Ghassan KanafaniPersonal Info

Years in active : From 1952 To 1972
Country of resident : Lebanon
City : Beirut
Gender : Male
Date of birth : 7/8/1936


Ghassan Fayiz Kanafani was born in 1936 in the then Acre (Akka), British Mandate of Palestine. His father was a lawyer, and sent Ghassan to French missionary school in Jaffa.

During the 1948 Arab-Israeli War, Kanafani and his family were forced into exile, a part of the Palestinian exodus. Their home city became part of Israel.

The family initially fled north to neighbouring Lebanon, less than 11 miles north, but soon moved on to Damascus, Syria, to live there as Palestinian refugees. Kanafani completed his secondary education in Damascus, receiving a United Nations Relief and Works Agency for Palestine Refugees (UNRWA) teaching certificate in 1952.

Ghassan Kanafani began writing short stories when he was working in the refugee camps. Often told as seen through the eyes of children, the stories manifested out of his political views and belief that his students’ education had to relate to their immediate surroundings. While in Kuwait, he spent much time reading Russian literature and socialist theory, refining many of the short stories he wrote, winning a Kuwaiti prize.

Kanafani published his first novel, Men in the Sun in Beirut in 1962. He also wrote a number of scholarly works on literature and politics. His thesis, Race and Religion in Zionist Literature, formed the basis for his 1967 study On Zionist Literature.

Considered a major modernizing influence on Arab literature and still a major figure in Palestinian literature today, Kanafani was an early proponent of complex narrative structures, using flashback effects and a chorus of narrator voices for effect. His writings focused mainly on the themes of Palestinian liberation and struggle, and often touched upon his own experiences as a refugee. He was, as was the PFLP, a Marxist, and believed that the class struggle within Palestinian and Arab society was intrinsically linked to the struggle against Zionism and for a Palestinian state.

Also an active literary critic, Kanafani’s seminal work, Palestinian Literature Under Occupation, 1948-1968, introduced Palestinian writers and poets to the Arab world. He also wrote a major critical work on Zionist and Israeli literature. In the spirit of Jean-Paul Sartre, he called for an engaged literature which would be committed to change.

Achievements and Awards
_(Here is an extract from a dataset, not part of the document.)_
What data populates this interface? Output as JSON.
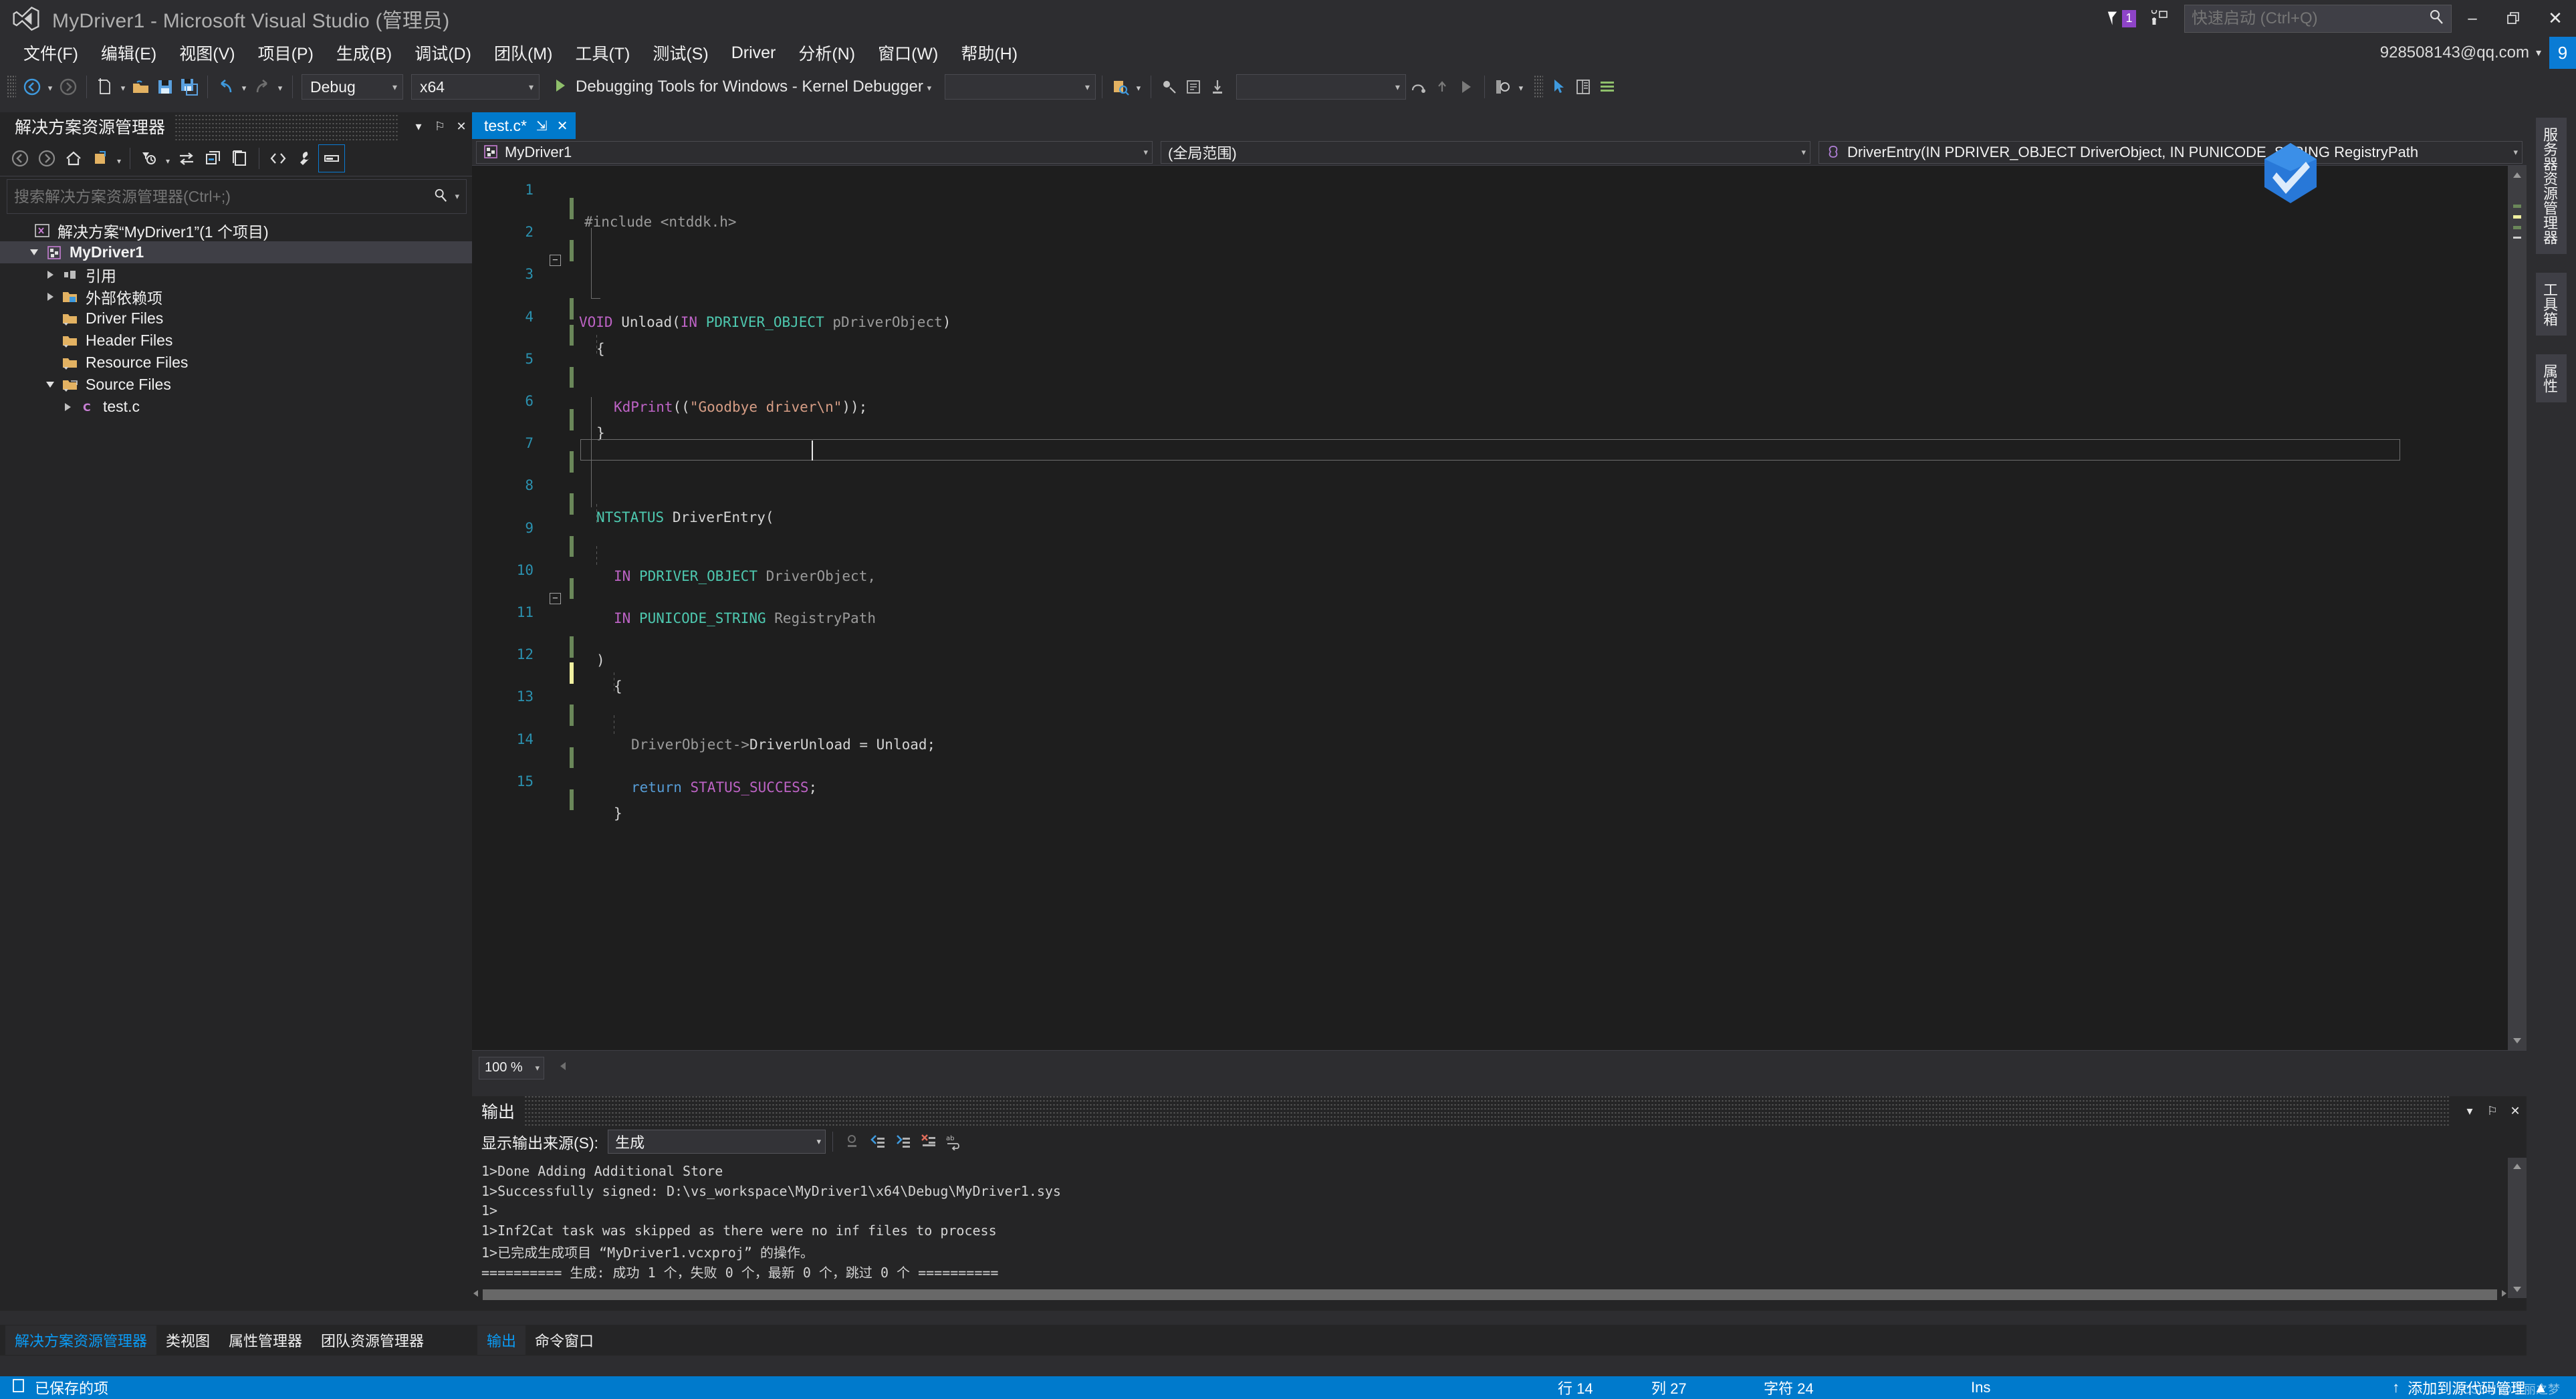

The same year he enrolled in the Department of Arabic Literature at the University of Damascus and began teaching in UNRWA schools in the refugee camps. Before he could complete his degree, Kanafani was expelled from the university and exiled to Kuwait for his political affiliations – [1] a result of his involvement in the Arab Nationalist Movement (ANM), a left-wing pan-Arab organization to which he had been recruited by Dr. George Habash when the two met in 1953. Some biographers, however, do not believe Kanafani was ever expelled, but simply moved to Kuwait, where he worked as a teacher and became more politically active. In Kuwait he edited al-Ra’i (The Opinion), which was an ANM-affiliated newspaper, and also became interested in Marxist philosophy and politics.

In 1960, he relocated once again to Beirut, where he began editing the ANM mouthpiece al-Hurriya. In 1961, he met Anni Høver, a Danish children’s rights activist, with whom he had two children. In 1962, Kanafani briefly had to go underground, since he, as a stateless person, lacked proper identification papers. He reappeared in Beirut later the same year, and took up editingship of the Nasserist newspaper al-Muharrir (The Liberator). He went on to become an editor of another Nasserist newspaper, al-Anwar (The Illumination), in 1967.

Information provided courtesy of